Instructions to follow:
Please repeat each of the records that follow, exactly as written.

⁂

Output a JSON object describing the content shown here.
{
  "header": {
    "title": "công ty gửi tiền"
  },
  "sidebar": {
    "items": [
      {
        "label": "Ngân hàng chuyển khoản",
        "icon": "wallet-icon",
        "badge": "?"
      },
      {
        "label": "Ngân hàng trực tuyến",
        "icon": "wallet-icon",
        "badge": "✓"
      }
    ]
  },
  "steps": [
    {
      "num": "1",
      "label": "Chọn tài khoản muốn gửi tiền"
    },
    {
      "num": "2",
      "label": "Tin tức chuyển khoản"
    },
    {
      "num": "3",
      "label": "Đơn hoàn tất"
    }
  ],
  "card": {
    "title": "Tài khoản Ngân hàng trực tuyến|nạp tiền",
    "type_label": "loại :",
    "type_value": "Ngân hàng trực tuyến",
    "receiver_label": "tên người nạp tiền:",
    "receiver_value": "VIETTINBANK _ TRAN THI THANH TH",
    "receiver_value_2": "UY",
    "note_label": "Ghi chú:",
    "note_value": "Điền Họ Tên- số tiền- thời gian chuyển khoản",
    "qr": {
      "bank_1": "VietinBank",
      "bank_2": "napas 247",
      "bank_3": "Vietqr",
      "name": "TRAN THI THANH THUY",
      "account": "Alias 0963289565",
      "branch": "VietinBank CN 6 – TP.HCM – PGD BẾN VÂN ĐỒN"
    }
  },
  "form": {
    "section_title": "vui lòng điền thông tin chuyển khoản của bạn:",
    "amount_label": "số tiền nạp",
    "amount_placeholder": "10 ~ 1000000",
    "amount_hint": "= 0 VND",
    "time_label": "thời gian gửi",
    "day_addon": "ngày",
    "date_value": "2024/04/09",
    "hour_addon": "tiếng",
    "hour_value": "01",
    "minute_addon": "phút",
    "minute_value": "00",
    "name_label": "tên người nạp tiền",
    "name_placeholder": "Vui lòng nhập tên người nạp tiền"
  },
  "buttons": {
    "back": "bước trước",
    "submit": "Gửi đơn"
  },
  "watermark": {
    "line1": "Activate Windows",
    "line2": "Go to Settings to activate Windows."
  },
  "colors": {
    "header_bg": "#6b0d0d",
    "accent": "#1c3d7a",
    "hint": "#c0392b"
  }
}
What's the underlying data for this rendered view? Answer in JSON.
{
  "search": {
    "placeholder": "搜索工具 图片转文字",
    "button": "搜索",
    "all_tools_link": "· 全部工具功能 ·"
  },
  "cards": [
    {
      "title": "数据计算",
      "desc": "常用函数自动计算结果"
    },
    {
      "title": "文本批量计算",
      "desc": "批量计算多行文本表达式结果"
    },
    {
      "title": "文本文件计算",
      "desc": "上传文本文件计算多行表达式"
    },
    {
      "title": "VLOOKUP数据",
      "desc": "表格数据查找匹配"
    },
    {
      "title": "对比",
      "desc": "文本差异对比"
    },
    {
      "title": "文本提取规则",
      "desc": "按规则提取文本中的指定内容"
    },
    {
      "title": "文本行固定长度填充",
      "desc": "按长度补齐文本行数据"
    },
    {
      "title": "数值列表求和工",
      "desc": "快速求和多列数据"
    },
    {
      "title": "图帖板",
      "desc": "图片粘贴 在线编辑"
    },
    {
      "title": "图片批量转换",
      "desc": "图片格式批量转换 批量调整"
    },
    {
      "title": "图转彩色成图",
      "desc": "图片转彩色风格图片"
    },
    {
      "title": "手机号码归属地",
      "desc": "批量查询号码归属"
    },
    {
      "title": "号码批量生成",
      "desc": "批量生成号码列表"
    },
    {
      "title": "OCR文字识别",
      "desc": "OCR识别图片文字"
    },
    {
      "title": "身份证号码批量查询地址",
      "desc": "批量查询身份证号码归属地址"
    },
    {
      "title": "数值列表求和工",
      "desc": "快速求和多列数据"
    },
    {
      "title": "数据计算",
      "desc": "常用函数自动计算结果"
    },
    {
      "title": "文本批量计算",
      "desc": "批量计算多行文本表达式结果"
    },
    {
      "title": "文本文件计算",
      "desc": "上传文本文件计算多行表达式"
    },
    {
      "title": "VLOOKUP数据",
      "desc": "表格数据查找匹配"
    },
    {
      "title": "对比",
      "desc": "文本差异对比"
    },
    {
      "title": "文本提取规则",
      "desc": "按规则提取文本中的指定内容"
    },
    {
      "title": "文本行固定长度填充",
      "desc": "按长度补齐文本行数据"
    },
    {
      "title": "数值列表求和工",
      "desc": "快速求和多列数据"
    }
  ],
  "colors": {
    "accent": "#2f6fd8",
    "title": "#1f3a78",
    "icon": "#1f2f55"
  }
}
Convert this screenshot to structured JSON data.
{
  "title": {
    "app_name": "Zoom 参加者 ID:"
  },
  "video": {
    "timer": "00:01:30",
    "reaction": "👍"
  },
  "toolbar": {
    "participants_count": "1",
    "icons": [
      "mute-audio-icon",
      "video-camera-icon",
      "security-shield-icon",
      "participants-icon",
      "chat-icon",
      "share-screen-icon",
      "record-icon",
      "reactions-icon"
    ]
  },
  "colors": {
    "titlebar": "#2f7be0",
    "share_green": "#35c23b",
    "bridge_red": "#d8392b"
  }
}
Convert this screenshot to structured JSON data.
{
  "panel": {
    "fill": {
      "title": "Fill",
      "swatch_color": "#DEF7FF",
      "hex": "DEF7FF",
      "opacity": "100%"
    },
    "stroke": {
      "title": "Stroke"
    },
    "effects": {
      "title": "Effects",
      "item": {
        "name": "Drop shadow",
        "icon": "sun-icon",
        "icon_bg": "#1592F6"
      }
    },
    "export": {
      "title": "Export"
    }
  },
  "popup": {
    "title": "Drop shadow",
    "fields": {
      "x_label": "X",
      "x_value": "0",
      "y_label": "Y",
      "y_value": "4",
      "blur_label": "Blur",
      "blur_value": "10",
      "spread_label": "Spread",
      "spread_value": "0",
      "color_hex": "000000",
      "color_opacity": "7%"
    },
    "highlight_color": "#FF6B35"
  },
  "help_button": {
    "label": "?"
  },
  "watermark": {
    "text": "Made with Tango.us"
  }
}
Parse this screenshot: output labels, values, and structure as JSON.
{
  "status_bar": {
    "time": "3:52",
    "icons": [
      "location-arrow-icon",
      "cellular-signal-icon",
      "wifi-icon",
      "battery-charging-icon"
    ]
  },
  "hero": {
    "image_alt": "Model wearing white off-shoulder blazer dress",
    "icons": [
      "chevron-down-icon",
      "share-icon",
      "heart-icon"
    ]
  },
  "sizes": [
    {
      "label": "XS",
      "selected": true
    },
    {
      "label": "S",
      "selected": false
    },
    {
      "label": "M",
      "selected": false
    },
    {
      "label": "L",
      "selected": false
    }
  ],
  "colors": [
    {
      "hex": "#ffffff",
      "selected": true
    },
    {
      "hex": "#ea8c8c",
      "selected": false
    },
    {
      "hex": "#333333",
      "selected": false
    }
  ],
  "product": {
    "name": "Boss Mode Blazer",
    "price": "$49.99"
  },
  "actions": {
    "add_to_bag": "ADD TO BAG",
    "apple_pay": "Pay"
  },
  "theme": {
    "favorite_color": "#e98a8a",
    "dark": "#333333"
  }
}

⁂

Result:
Output a JSON object describing the content shown here.
{
  "header": {
    "title": "công ty gửi tiền"
  },
  "sidebar": {
    "items": [
      {
        "label": "Ngân hàng chuyển khoản",
        "icon": "wallet-icon",
        "badge": "?"
      },
      {
        "label": "Ngân hàng trực tuyến",
        "icon": "wallet-icon",
        "badge": "✓"
      }
    ]
  },
  "steps": [
    {
      "num": "1",
      "label": "Chọn tài khoản muốn gửi tiền"
    },
    {
      "num": "2",
      "label": "Tin tức chuyển khoản"
    },
    {
      "num": "3",
      "label": "Đơn hoàn tất"
    }
  ],
  "card": {
    "title": "Tài khoản Ngân hàng trực tuyến|nạp tiền",
    "type_label": "loại :",
    "type_value": "Ngân hàng trực tuyến",
    "receiver_label": "tên người nạp tiền:",
    "receiver_value": "VIETTINBANK _ TRAN THI THANH TH",
    "receiver_value_2": "UY",
    "note_label": "Ghi chú:",
    "note_value": "Điền Họ Tên- số tiền- thời gian chuyển khoản",
    "qr": {
      "bank_1": "VietinBank",
      "bank_2": "napas 247",
      "bank_3": "Vietqr",
      "name": "TRAN THI THANH THUY",
      "account": "Alias 0963289565",
      "branch": "VietinBank CN 6 – TP.HCM – PGD BẾN VÂN ĐỒN"
    }
  },
  "form": {
    "section_title": "vui lòng điền thông tin chuyển khoản của bạn:",
    "amount_label": "số tiền nạp",
    "amount_placeholder": "10 ~ 1000000",
    "amount_hint": "= 0 VND",
    "time_label": "thời gian gửi",
    "day_addon": "ngày",
    "date_value": "2024/04/09",
    "hour_addon": "tiếng",
    "hour_value": "01",
    "minute_addon": "phút",
    "minute_value": "00",
    "name_label": "tên người nạp tiền",
    "name_placeholder": "Vui lòng nhập tên người nạp tiền"
  },
  "buttons": {
    "back": "bước trước",
    "submit": "Gửi đơn"
  },
  "watermark": {
    "line1": "Activate Windows",
    "line2": "Go to Settings to activate Windows."
  },
  "colors": {
    "header_bg": "#6b0d0d",
    "accent": "#1c3d7a",
    "hint": "#c0392b"
  }
}
What's the underlying data for this rendered view? Answer in JSON.
{
  "search": {
    "placeholder": "搜索工具 图片转文字",
    "button": "搜索",
    "all_tools_link": "· 全部工具功能 ·"
  },
  "cards": [
    {
      "title": "数据计算",
      "desc": "常用函数自动计算结果"
    },
    {
      "title": "文本批量计算",
      "desc": "批量计算多行文本表达式结果"
    },
    {
      "title": "文本文件计算",
      "desc": "上传文本文件计算多行表达式"
    },
    {
      "title": "VLOOKUP数据",
      "desc": "表格数据查找匹配"
    },
    {
      "title": "对比",
      "desc": "文本差异对比"
    },
    {
      "title": "文本提取规则",
      "desc": "按规则提取文本中的指定内容"
    },
    {
      "title": "文本行固定长度填充",
      "desc": "按长度补齐文本行数据"
    },
    {
      "title": "数值列表求和工",
      "desc": "快速求和多列数据"
    },
    {
      "title": "图帖板",
      "desc": "图片粘贴 在线编辑"
    },
    {
      "title": "图片批量转换",
      "desc": "图片格式批量转换 批量调整"
    },
    {
      "title": "图转彩色成图",
      "desc": "图片转彩色风格图片"
    },
    {
      "title": "手机号码归属地",
      "desc": "批量查询号码归属"
    },
    {
      "title": "号码批量生成",
      "desc": "批量生成号码列表"
    },
    {
      "title": "OCR文字识别",
      "desc": "OCR识别图片文字"
    },
    {
      "title": "身份证号码批量查询地址",
      "desc": "批量查询身份证号码归属地址"
    },
    {
      "title": "数值列表求和工",
      "desc": "快速求和多列数据"
    },
    {
      "title": "数据计算",
      "desc": "常用函数自动计算结果"
    },
    {
      "title": "文本批量计算",
      "desc": "批量计算多行文本表达式结果"
    },
    {
      "title": "文本文件计算",
      "desc": "上传文本文件计算多行表达式"
    },
    {
      "title": "VLOOKUP数据",
      "desc": "表格数据查找匹配"
    },
    {
      "title": "对比",
      "desc": "文本差异对比"
    },
    {
      "title": "文本提取规则",
      "desc": "按规则提取文本中的指定内容"
    },
    {
      "title": "文本行固定长度填充",
      "desc": "按长度补齐文本行数据"
    },
    {
      "title": "数值列表求和工",
      "desc": "快速求和多列数据"
    }
  ],
  "colors": {
    "accent": "#2f6fd8",
    "title": "#1f3a78",
    "icon": "#1f2f55"
  }
}
Convert this screenshot to structured JSON data.
{
  "title": {
    "app_name": "Zoom 参加者 ID:"
  },
  "video": {
    "timer": "00:01:30",
    "reaction": "👍"
  },
  "toolbar": {
    "participants_count": "1",
    "icons": [
      "mute-audio-icon",
      "video-camera-icon",
      "security-shield-icon",
      "participants-icon",
      "chat-icon",
      "share-screen-icon",
      "record-icon",
      "reactions-icon"
    ]
  },
  "colors": {
    "titlebar": "#2f7be0",
    "share_green": "#35c23b",
    "bridge_red": "#d8392b"
  }
}
Convert this screenshot to structured JSON data.
{
  "panel": {
    "fill": {
      "title": "Fill",
      "swatch_color": "#DEF7FF",
      "hex": "DEF7FF",
      "opacity": "100%"
    },
    "stroke": {
      "title": "Stroke"
    },
    "effects": {
      "title": "Effects",
      "item": {
        "name": "Drop shadow",
        "icon": "sun-icon",
        "icon_bg": "#1592F6"
      }
    },
    "export": {
      "title": "Export"
    }
  },
  "popup": {
    "title": "Drop shadow",
    "fields": {
      "x_label": "X",
      "x_value": "0",
      "y_label": "Y",
      "y_value": "4",
      "blur_label": "Blur",
      "blur_value": "10",
      "spread_label": "Spread",
      "spread_value": "0",
      "color_hex": "000000",
      "color_opacity": "7%"
    },
    "highlight_color": "#FF6B35"
  },
  "help_button": {
    "label": "?"
  },
  "watermark": {
    "text": "Made with Tango.us"
  }
}
Parse this screenshot: output labels, values, and structure as JSON.
{
  "status_bar": {
    "time": "3:52",
    "icons": [
      "location-arrow-icon",
      "cellular-signal-icon",
      "wifi-icon",
      "battery-charging-icon"
    ]
  },
  "hero": {
    "image_alt": "Model wearing white off-shoulder blazer dress",
    "icons": [
      "chevron-down-icon",
      "share-icon",
      "heart-icon"
    ]
  },
  "sizes": [
    {
      "label": "XS",
      "selected": true
    },
    {
      "label": "S",
      "selected": false
    },
    {
      "label": "M",
      "selected": false
    },
    {
      "label": "L",
      "selected": false
    }
  ],
  "colors": [
    {
      "hex": "#ffffff",
      "selected": true
    },
    {
      "hex": "#ea8c8c",
      "selected": false
    },
    {
      "hex": "#333333",
      "selected": false
    }
  ],
  "product": {
    "name": "Boss Mode Blazer",
    "price": "$49.99"
  },
  "actions": {
    "add_to_bag": "ADD TO BAG",
    "apple_pay": "Pay"
  },
  "theme": {
    "favorite_color": "#e98a8a",
    "dark": "#333333"
  }
}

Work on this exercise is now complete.